Historically, women in various Asian regions such as China, Japan, and Southeast Asia have applied rice water as a hair treatment for hundreds of years. The use of rice water has dated back to the Heian period (794CE to 1185CE) in Japan. Japanese women during this time period were known to have floor-length hair kept healthy by bathing it in rice water.[4][5]

Today, a group known as the Yao people reside primarily in Huangluo, which is a village in China. The Yao women are famous for their extremely long hair, averaging about 6 feet in length. Not only is their hair long, but it is said that it takes much longer for a Yao woman's hair to lose its color and begin to turn gray; apparently it is only when they reach their 80s that they begin to experience hair color changes. The Yao women attribute their long and healthy hair to bathing and soaking it in rice water.[4][dubious ][medical citation needed]

See also[edit]

References[edit]

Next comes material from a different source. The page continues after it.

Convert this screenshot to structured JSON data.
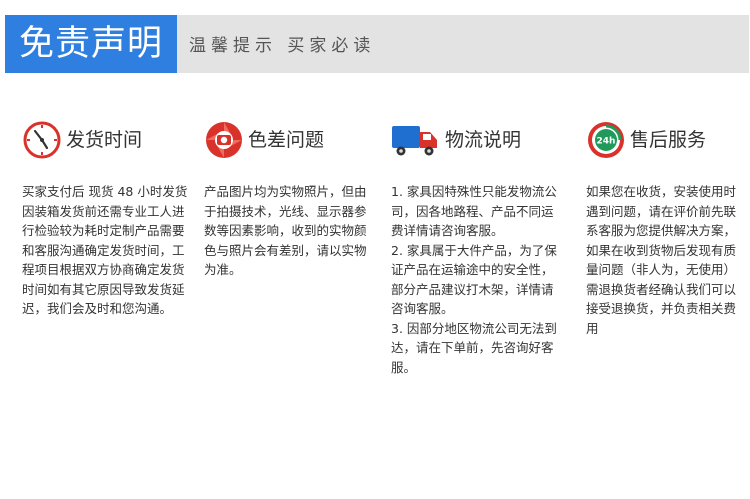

  1. ^ John Milner Fothergill (October 2008), Food for the Invalid: The Convalescent, the Dyspeptic, and the Gouty, ISBN 9780559233104
  2. ^ HB Wong (11 July 1981), "Rice water in treatment of infantile gastroenteritis", The Lancet, 318 (8237): 102–3, doi:10.1016/S0140-6736(81)90462-1, PMID 6113434, S2CID 19065402
  3. ^ Gore SM, Fontaine O, Pierce NF (1992), "Impact of rice based oral rehydration solution on stool output and duration of diarrhoea: meta analysis of 13 clinical trials", British Medical Journal, 304 (6822): 287–291, doi:10.1136/bmj.304.6822.287, PMC 1881081, PMID 1531430
  4. ^ a b "Rice water for hair: Benefits and how to use it". www.medicalnewstoday.com. 2018-11-21. Retrieved 2022-03-31.
  5. ^ "Rice Water: How It Benefits Your Hair". Cleveland Clinic. 2021-06-22. Retrieved 2022-03-31.